This post is part of a series of weekly found poetry prompts. If you have an idea for a found poetry source, email Senior Poetry Editor Beth Ayer.
Guest post by James W. Moore
I recently started a new job as a Literacy Interventionist at a middle school, working to enrich the writing skills of students. In preparation for my new role, I shadowed a reading specialist who, among other things, has students read from a list of phrases for three minutes. They’ve done this daily, using it as a barometer for how the reading skills are improving. I thought that sounded interesting, but was wholly unprepared for how interesting it was to listen to. Listening to these students read was hypnotic—each phrase sounded like a sample from an unfinished article/story/poem. It was as though each piece of writing was floating by me, fast enough that I could only grab a phrase.
I asked to see the list afterwards and was introduced to Dr. Edward Fry’s Instant Phrase List (which is meant to contain 67% of the words students will encounter in their reading). Reading it front to back is (in and of itself) poetic, but I couldn’t wait to get it in the hands of found poets so you can work your magic. So get to it!
Take pieces or phrases or words from Dr. Fry (as hosted by Timothy Rasinski, Ph.D.) and make a poem. Or two. Or twelve.
james w. moore is a writer of poetry, plays, and short stories. his poetry has appeared in the Found Poetry Review, Silver Birch Press, and the Houston Chronicle.

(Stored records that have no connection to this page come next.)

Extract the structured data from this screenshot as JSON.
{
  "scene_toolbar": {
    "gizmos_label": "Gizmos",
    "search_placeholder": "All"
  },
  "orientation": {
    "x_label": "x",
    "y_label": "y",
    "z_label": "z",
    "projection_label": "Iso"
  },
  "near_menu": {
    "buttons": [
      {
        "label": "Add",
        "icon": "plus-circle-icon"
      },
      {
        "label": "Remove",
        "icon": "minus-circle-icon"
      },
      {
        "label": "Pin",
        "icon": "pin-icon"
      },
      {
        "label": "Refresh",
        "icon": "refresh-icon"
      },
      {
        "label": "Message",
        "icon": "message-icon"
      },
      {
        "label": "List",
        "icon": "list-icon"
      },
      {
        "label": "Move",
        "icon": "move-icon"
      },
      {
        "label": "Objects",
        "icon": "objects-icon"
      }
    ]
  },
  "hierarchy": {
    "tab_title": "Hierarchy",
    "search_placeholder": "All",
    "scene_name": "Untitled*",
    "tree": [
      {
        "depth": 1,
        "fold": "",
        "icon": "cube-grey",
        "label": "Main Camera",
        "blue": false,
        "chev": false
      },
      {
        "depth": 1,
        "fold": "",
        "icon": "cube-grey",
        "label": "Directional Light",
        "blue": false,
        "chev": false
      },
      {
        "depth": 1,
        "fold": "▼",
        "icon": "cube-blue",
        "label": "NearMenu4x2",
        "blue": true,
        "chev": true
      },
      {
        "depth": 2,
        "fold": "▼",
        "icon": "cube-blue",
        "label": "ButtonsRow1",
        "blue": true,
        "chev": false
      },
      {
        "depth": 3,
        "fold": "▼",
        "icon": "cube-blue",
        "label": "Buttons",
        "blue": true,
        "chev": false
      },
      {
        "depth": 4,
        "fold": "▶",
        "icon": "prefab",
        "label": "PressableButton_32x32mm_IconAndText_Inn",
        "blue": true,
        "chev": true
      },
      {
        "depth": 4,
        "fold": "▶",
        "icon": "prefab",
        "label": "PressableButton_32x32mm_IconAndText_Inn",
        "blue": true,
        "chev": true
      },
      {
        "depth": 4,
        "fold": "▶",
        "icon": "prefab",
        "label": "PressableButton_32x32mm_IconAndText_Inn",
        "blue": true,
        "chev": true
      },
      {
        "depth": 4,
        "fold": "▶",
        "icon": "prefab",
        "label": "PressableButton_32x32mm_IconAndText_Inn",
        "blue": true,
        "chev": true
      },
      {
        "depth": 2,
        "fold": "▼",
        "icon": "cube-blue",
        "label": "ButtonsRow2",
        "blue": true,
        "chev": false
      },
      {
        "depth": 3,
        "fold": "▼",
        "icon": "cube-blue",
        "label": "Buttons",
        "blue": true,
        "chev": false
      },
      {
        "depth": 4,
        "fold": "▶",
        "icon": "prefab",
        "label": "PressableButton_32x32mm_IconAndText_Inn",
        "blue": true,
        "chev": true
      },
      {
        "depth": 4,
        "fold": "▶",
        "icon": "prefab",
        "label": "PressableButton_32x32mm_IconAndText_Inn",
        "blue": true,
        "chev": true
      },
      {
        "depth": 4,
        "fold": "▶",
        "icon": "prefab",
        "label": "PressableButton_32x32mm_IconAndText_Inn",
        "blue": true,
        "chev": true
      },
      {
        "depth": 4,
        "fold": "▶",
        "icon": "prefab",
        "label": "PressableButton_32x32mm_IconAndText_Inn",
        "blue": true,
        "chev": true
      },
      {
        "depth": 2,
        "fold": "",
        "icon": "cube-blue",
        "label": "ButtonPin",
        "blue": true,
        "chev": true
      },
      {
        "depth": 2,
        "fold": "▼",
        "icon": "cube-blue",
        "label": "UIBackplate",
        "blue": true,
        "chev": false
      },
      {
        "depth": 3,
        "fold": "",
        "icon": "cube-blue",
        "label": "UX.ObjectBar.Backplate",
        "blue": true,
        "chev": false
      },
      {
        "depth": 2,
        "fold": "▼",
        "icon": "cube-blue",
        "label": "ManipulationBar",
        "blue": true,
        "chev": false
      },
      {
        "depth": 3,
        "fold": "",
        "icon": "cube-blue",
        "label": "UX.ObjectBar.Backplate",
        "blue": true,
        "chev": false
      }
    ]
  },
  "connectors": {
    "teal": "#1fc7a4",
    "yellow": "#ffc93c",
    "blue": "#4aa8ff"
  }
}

His debut collection of poems is called I Am the Maker of all sweetened possum.